* _Assigned task_
Lines from the one containing "Serialize everything readable" through the last line of the records below need to be repeated exactly; nothing else, and no pictures.

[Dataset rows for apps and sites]
+-------+

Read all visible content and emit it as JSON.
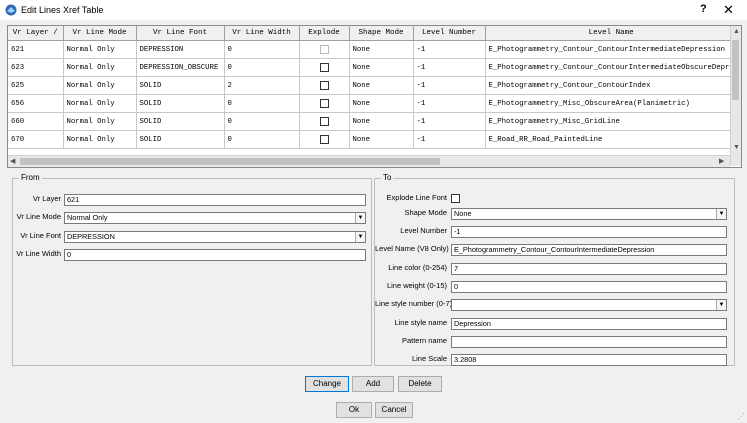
{
  "window": {
    "title": "Edit Lines Xref Table",
    "help_label": "?",
    "close_label": "✕"
  },
  "grid": {
    "columns": [
      "Vr Layer  /",
      "Vr Line Mode",
      "Vr Line Font",
      "Vr Line Width",
      "Explode",
      "Shape Mode",
      "Level Number",
      "Level Name"
    ],
    "rows": [
      {
        "layer": "621",
        "mode": "Normal Only",
        "font": "DEPRESSION",
        "width": "0",
        "explode": false,
        "shape": "None",
        "level": "-1",
        "name": "E_Photogrammetry_Contour_ContourIntermediateDepression"
      },
      {
        "layer": "623",
        "mode": "Normal Only",
        "font": "DEPRESSION_OBSCURE",
        "width": "0",
        "explode": false,
        "shape": "None",
        "level": "-1",
        "name": "E_Photogrammetry_Contour_ContourIntermediateObscureDepre"
      },
      {
        "layer": "625",
        "mode": "Normal Only",
        "font": "SOLID",
        "width": "2",
        "explode": false,
        "shape": "None",
        "level": "-1",
        "name": "E_Photogrammetry_Contour_ContourIndex"
      },
      {
        "layer": "656",
        "mode": "Normal Only",
        "font": "SOLID",
        "width": "0",
        "explode": false,
        "shape": "None",
        "level": "-1",
        "name": "E_Photogrammetry_Misc_ObscureArea(Planimetric)"
      },
      {
        "layer": "660",
        "mode": "Normal Only",
        "font": "SOLID",
        "width": "0",
        "explode": false,
        "shape": "None",
        "level": "-1",
        "name": "E_Photogrammetry_Misc_GridLine"
      },
      {
        "layer": "670",
        "mode": "Normal Only",
        "font": "SOLID",
        "width": "0",
        "explode": false,
        "shape": "None",
        "level": "-1",
        "name": "E_Road_RR_Road_PaintedLine"
      }
    ]
  },
  "from": {
    "legend": "From",
    "vr_layer_label": "Vr Layer",
    "vr_layer_value": "621",
    "vr_line_mode_label": "Vr Line Mode",
    "vr_line_mode_value": "Normal Only",
    "vr_line_font_label": "Vr Line Font",
    "vr_line_font_value": "DEPRESSION",
    "vr_line_width_label": "Vr Line Width",
    "vr_line_width_value": "0"
  },
  "to": {
    "legend": "To",
    "explode_label": "Explode Line Font",
    "shape_mode_label": "Shape Mode",
    "shape_mode_value": "None",
    "level_number_label": "Level Number",
    "level_number_value": "-1",
    "level_name_label": "Level Name (V8 Only)",
    "level_name_value": "E_Photogrammetry_Contour_ContourIntermediateDepression",
    "line_color_label": "Line color (0-254)",
    "line_color_value": "7",
    "line_weight_label": "Line weight (0-15)",
    "line_weight_value": "0",
    "line_style_number_label": "Line style number (0-7)",
    "line_style_number_value": "",
    "line_style_name_label": "Line style name",
    "line_style_name_value": "Depression",
    "pattern_name_label": "Pattern name",
    "pattern_name_value": "",
    "line_scale_label": "Line Scale",
    "line_scale_value": "3.2808"
  },
  "buttons": {
    "change": "Change",
    "add": "Add",
    "delete": "Delete",
    "ok": "Ok",
    "cancel": "Cancel"
  },
  "colors": {
    "accent": "#0078d7"
  }
}
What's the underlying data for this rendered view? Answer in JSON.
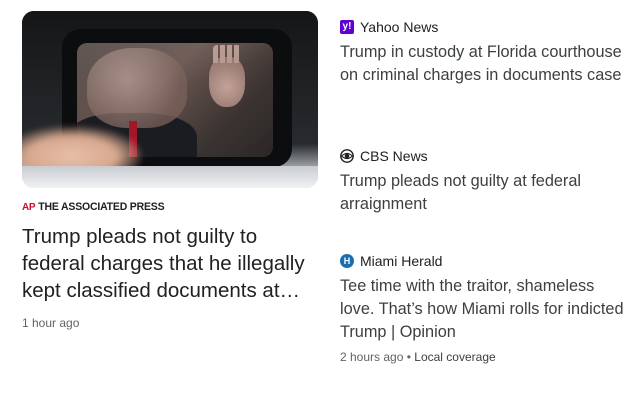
{
  "top_story": {
    "image_alt": "Photo of a person waving from behind a car window",
    "source": {
      "logo_text": "AP",
      "name": "THE ASSOCIATED PRESS"
    },
    "headline": "Trump pleads not guilty to federal charges that he illegally kept classified documents at…",
    "time": "1 hour ago"
  },
  "stories": [
    {
      "source": "Yahoo News",
      "icon": "yahoo-news-icon",
      "icon_glyph": "y!",
      "headline": "Trump in custody at Florida courthouse on criminal charges in documents case"
    },
    {
      "source": "CBS News",
      "icon": "cbs-eye-icon",
      "headline": "Trump pleads not guilty at federal arraignment"
    },
    {
      "source": "Miami Herald",
      "icon": "miami-herald-icon",
      "icon_glyph": "H",
      "headline": "Tee time with the traitor, shameless love. That’s how Miami rolls for indicted Trump | Opinion",
      "time": "2 hours ago",
      "separator": "•",
      "tag": "Local coverage"
    }
  ],
  "colors": {
    "ap_red": "#c8102e",
    "yahoo_purple": "#6001d2",
    "miami_blue": "#1a6db3",
    "text_primary": "#202124",
    "text_secondary": "#5f6368"
  }
}
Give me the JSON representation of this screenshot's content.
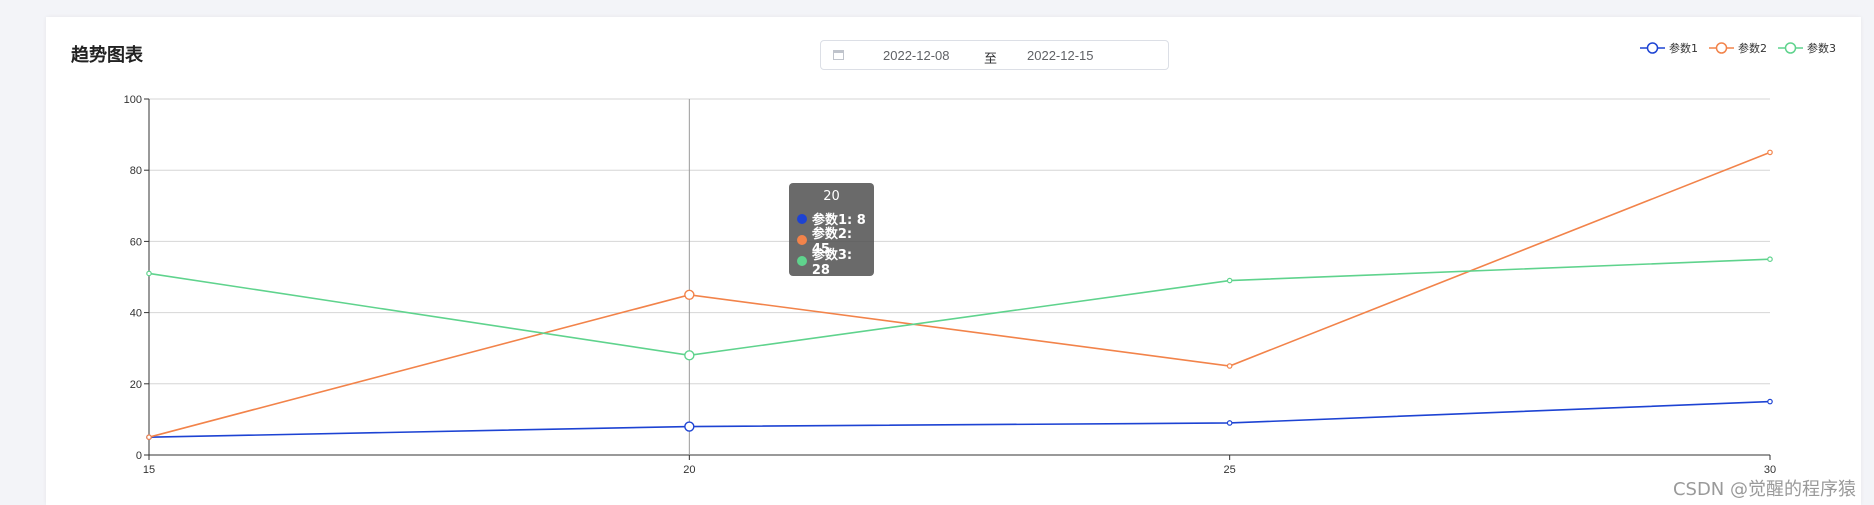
{
  "card": {
    "title": "趋势图表"
  },
  "date_picker": {
    "icon": "calendar-icon",
    "start": "2022-12-08",
    "separator": "至",
    "end": "2022-12-15"
  },
  "tooltip": {
    "title": "20",
    "rows": [
      {
        "label": "参数1: 8",
        "color": "#1d43d3"
      },
      {
        "label": "参数2: 45",
        "color": "#f2834a"
      },
      {
        "label": "参数3: 28",
        "color": "#5fd38d"
      }
    ]
  },
  "watermark": "CSDN @觉醒的程序猿",
  "chart_data": {
    "type": "line",
    "title": "",
    "xlabel": "",
    "ylabel": "",
    "x": [
      15,
      20,
      25,
      30
    ],
    "x_ticks": [
      "15",
      "20",
      "25",
      "30"
    ],
    "y_ticks": [
      "0",
      "20",
      "40",
      "60",
      "80",
      "100"
    ],
    "xlim": [
      15,
      30
    ],
    "ylim": [
      0,
      100
    ],
    "grid": "horizontal",
    "legend_position": "top-right",
    "highlighted_x": 20,
    "series": [
      {
        "name": "参数1",
        "color": "#1d43d3",
        "values": [
          5,
          8,
          9,
          15
        ]
      },
      {
        "name": "参数2",
        "color": "#f2834a",
        "values": [
          5,
          45,
          25,
          85
        ]
      },
      {
        "name": "参数3",
        "color": "#5fd38d",
        "values": [
          51,
          28,
          49,
          55
        ]
      }
    ]
  }
}
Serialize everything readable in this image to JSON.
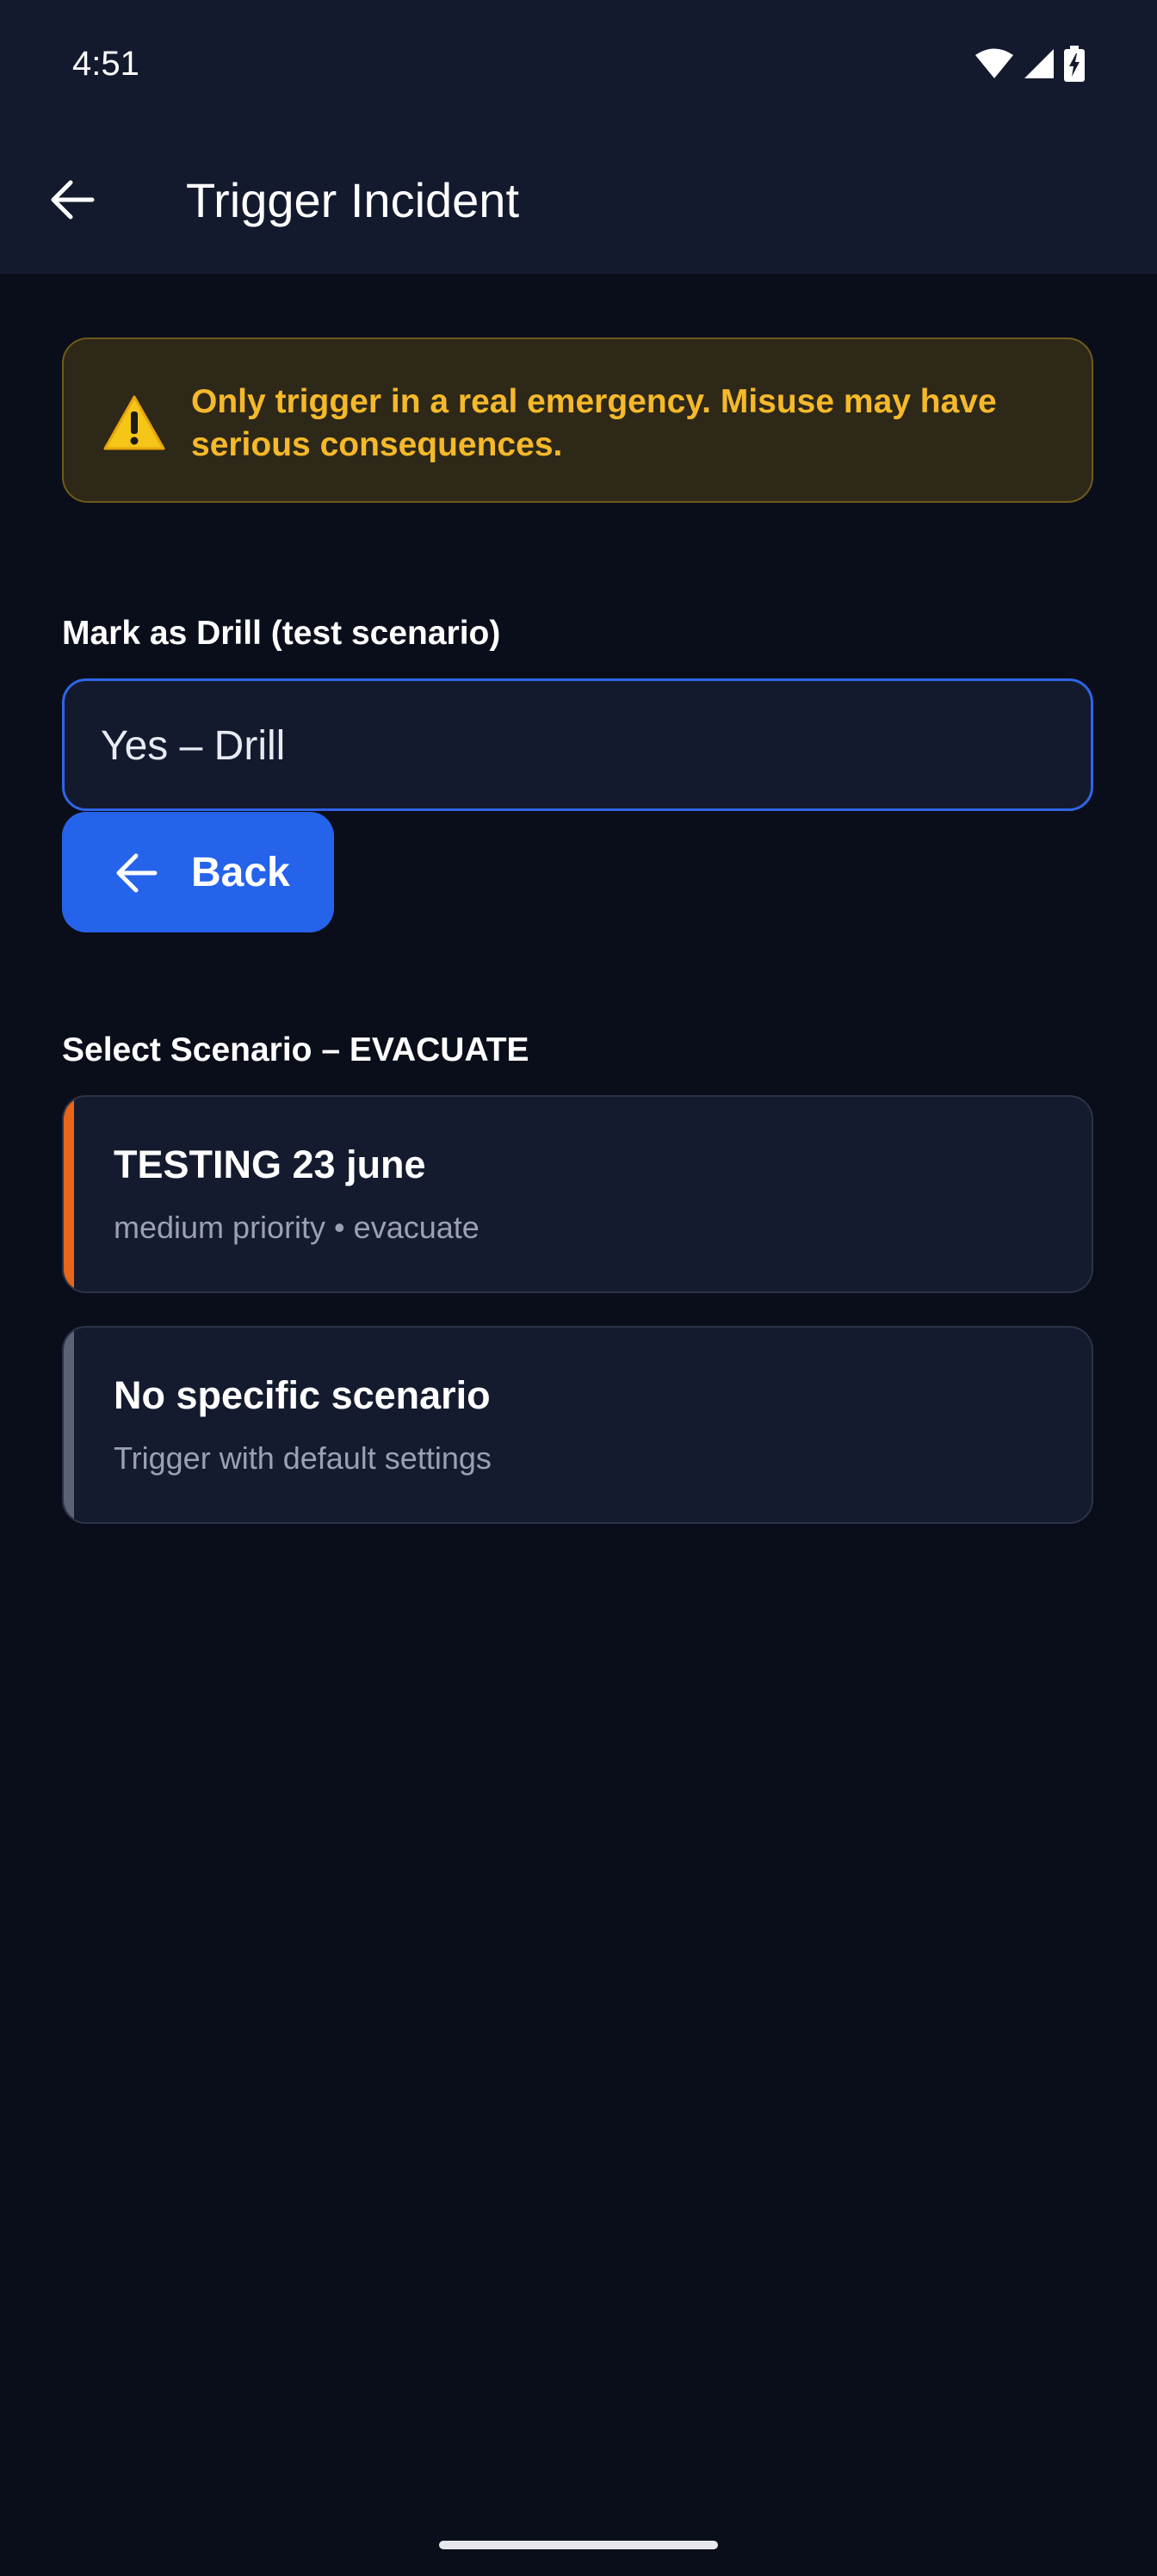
{
  "status_bar": {
    "time": "4:51",
    "icons": [
      "wifi-icon",
      "cellular-signal-icon",
      "battery-charging-icon"
    ]
  },
  "app_bar": {
    "title": "Trigger Incident",
    "back_icon": "arrow-left-icon"
  },
  "warning": {
    "icon": "warning-triangle-icon",
    "text": "Only trigger in a real emergency. Misuse may have serious consequences.",
    "color": "#f5b92a"
  },
  "drill": {
    "label": "Mark as Drill (test scenario)",
    "selected_value": "Yes – Drill",
    "back_button_label": "Back",
    "back_button_icon": "arrow-left-icon",
    "back_button_color": "#2563eb"
  },
  "scenarios": {
    "label": "Select Scenario – EVACUATE",
    "items": [
      {
        "title": "TESTING 23 june",
        "subtitle": "medium priority • evacuate",
        "accent_color": "#e8651a"
      },
      {
        "title": "No specific scenario",
        "subtitle": "Trigger with default settings",
        "accent_color": "#5a6278"
      }
    ]
  }
}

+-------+

* _Written answer_
Serialize everything readable in this image to JSON.
{
  "status_bar": {
    "time": "4:51",
    "icons": [
      "wifi-icon",
      "cellular-signal-icon",
      "battery-charging-icon"
    ]
  },
  "app_bar": {
    "title": "Trigger Incident",
    "back_icon": "arrow-left-icon"
  },
  "warning": {
    "icon": "warning-triangle-icon",
    "text": "Only trigger in a real emergency. Misuse may have serious consequences.",
    "color": "#f5b92a"
  },
  "drill": {
    "label": "Mark as Drill (test scenario)",
    "selected_value": "Yes – Drill",
    "back_button_label": "Back",
    "back_button_icon": "arrow-left-icon",
    "back_button_color": "#2563eb"
  },
  "scenarios": {
    "label": "Select Scenario – EVACUATE",
    "items": [
      {
        "title": "TESTING 23 june",
        "subtitle": "medium priority • evacuate",
        "accent_color": "#e8651a"
      },
      {
        "title": "No specific scenario",
        "subtitle": "Trigger with default settings",
        "accent_color": "#5a6278"
      }
    ]
  }
}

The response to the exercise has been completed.